While the filter valve 200 has been described with reference to a flapper embodiment, it is apparent that other types of valves, e.g. a ball valve, may be used if desired. In a ball valve, the ball element may be made of a porous material, e.g. sintered metal particles, that permits fluid flow, but blocks particles. Or, the ball valve may be a conventional ball valve, and a bypass with a filter plug may be used to permit fluid flow past the valve, but block the flow of particulates. Known means of closing and opening a ball valve may be used. If a bypass is used, the ball element may be made of a brittle or weak material that may be shattered by a tool dropped down a work string or by the flow of produced fluids.

Generally, the filter valve 200 may be used as shown in FIG. 11. It may be assembled in a run in condition, e.g. as shown in FIG. 12, with the valve element open to provide full bore access through the valve. The filter valve 200 may then be made up in a work string above a pressure actuated bore hole device that may be damaged if particulates settle out on the device. The filter valve may then be closed to intercept particulates that would otherwise settle out on the down hole pressure actuated device. When it is desired to produce fluids through the work string, or to run a tool through the work string, the valve may be opened or a portion of the valve may be destroyed to again provide full bore access.

The filter valve 200 has been described with reference to an embodiment in which it is used in conjunction with a pressure actuated fluid loss device. It may also be useful with other downhole devices that may be damaged by particulates, for example the PES FS1 or IB ball valves, the Schlumberger Iris Valve or hydraulic reverse flapper valves.
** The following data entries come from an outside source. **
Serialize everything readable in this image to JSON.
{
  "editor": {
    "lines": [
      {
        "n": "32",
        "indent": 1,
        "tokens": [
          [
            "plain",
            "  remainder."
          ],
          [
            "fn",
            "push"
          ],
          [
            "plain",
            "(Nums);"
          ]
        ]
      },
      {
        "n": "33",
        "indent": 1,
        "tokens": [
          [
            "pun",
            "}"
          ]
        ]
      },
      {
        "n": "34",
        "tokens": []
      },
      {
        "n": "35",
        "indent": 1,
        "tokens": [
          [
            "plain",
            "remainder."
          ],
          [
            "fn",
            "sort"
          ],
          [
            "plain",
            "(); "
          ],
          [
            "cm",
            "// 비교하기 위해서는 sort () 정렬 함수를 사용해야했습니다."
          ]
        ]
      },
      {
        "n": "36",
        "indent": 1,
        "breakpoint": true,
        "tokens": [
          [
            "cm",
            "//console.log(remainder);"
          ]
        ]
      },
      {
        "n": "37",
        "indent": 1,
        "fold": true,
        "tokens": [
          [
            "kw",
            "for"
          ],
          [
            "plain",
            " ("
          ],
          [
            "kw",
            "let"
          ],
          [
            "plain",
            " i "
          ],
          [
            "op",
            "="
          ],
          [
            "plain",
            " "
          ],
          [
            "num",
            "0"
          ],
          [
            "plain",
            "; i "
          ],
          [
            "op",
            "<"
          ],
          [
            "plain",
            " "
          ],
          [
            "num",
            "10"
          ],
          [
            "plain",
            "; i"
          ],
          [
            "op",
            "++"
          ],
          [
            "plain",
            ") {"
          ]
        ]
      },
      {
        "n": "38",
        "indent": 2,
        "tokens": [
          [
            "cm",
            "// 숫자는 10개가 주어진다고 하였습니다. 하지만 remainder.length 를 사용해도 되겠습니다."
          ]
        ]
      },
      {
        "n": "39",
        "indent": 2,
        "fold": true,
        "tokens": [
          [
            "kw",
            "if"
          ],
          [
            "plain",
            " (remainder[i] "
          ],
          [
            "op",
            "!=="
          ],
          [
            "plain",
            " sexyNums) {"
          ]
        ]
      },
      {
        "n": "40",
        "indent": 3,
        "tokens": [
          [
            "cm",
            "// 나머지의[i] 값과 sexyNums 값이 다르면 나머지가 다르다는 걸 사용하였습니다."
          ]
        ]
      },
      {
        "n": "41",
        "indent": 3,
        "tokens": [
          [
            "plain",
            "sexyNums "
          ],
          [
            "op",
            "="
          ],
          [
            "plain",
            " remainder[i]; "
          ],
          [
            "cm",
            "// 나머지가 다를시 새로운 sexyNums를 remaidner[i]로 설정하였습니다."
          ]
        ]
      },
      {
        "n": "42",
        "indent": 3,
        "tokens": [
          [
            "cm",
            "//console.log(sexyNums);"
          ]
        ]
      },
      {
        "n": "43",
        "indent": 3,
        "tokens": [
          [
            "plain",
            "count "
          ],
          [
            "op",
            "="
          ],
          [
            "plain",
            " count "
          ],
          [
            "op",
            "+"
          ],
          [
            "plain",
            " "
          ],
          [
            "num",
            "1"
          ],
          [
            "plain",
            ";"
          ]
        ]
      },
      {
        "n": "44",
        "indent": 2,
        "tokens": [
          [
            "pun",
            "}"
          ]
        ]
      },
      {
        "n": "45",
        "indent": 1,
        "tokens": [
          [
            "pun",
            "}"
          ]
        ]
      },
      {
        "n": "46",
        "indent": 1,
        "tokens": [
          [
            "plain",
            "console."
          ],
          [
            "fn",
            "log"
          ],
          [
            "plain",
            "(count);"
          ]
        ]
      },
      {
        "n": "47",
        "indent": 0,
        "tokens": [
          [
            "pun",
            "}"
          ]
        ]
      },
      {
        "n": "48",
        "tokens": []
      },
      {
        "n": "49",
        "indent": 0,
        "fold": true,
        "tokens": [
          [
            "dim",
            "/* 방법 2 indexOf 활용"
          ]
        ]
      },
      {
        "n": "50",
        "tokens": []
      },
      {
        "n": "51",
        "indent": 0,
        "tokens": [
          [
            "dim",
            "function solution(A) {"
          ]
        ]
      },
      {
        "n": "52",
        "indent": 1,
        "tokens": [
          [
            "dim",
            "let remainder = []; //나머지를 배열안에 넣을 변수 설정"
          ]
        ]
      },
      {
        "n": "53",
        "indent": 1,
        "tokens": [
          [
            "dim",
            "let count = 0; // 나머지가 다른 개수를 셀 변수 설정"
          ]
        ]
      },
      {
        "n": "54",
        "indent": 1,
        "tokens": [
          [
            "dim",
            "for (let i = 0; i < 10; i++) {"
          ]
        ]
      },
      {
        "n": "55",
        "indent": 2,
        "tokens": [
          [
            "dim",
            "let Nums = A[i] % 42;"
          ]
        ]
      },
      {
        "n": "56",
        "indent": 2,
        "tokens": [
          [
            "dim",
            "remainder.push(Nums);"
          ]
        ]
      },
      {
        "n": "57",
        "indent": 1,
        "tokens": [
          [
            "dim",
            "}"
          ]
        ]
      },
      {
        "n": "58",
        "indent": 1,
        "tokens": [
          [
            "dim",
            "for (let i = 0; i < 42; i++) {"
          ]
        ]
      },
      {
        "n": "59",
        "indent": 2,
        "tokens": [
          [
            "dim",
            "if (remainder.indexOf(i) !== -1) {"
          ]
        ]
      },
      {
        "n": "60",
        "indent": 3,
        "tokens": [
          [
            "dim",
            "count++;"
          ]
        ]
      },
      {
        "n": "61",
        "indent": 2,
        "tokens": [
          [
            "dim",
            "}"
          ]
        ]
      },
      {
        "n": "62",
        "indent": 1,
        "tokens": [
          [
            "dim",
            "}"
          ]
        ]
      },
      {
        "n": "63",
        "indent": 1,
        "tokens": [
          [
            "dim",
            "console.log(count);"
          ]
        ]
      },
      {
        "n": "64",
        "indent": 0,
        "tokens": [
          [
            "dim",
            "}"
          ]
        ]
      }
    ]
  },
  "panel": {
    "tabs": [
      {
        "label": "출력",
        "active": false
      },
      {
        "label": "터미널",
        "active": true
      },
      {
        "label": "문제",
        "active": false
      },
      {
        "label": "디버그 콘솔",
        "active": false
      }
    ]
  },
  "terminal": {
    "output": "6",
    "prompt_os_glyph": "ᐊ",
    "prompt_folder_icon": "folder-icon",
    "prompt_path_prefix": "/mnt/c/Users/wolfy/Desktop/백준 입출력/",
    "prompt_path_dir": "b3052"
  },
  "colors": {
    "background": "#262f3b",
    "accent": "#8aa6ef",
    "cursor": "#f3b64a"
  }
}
It may be used with telemetry systems that use pressure pulses to send coded signals to downhole electronic systems to selectively operate downhole equipment. The filter valve 200 may be useful with downhole equipment that is not actuated by pressure or fluid flow past or through the filter valve. It will provide an advantage when used above any downhole device that would be damaged by particulates settling out of borehole fluids.

While the present invention has been illustrated and described with reference to particular embodiments, it is apparent that various changes may be made, and parts may be substituted, within the scope of the invention as defined by the appended claims.

Referenced by
Citing PatentFiling datePublication dateApplicantTitle
US7841398Jan 25, 2008Nov 30, 2010Schlumberger Technology CorporationGravel packing apparatus utilizing diverter valves
US8501012 *Apr 14, 2009Aug 6, 2013Schlumberger Technology CorporationBypass filter apparatus and method
US8522878Sep 10, 2012Sep 3, 2013Weatherford/Lamb, Inc.Downhole deployment valves
US8534362Sep 10, 2012Sep 17, 2013Weatherford/Lamb, Inc.Downhole deployment valves
US8544549Sep 10, 2012Oct 1, 2013Weatherford/Lamb, Inc.Downhole deployment valves
US8789603 *Aug 6, 2013Jul 29, 2014Weatherford/Lamb, Inc.Downhole deployment valves
US20090255878 *Apr 14, 2009Oct 15, 2009Schlumberger Technology CorporationBypass filter apparatus and method
EP2535504A1 *Mar 31, 2008Dec 19, 2012Weatherford/Lamb Inc.Downhole deployment valves
Classifications
U.S. Classification210/429, 210/418, 210/433.1
International ClassificationB01D35/02
Cooperative ClassificationB01D2201/16, E21B43/04, B01D35/02, E21B2034/005
European ClassificationB01D35/02, E21B43/04
Legal Events
DateCodeEventDescription
Aug 29, 2005ASAssignment
Owner name: HALLIBURTON ENERGY SERVICES, INC., TEXAS
Free format text: ASSIGNMENT OF ASSIGNORS INTEREST;ASSIGNOR:ROSS, COLBY M.;REEL/FRAME:016466/0824
Effective date: 20050812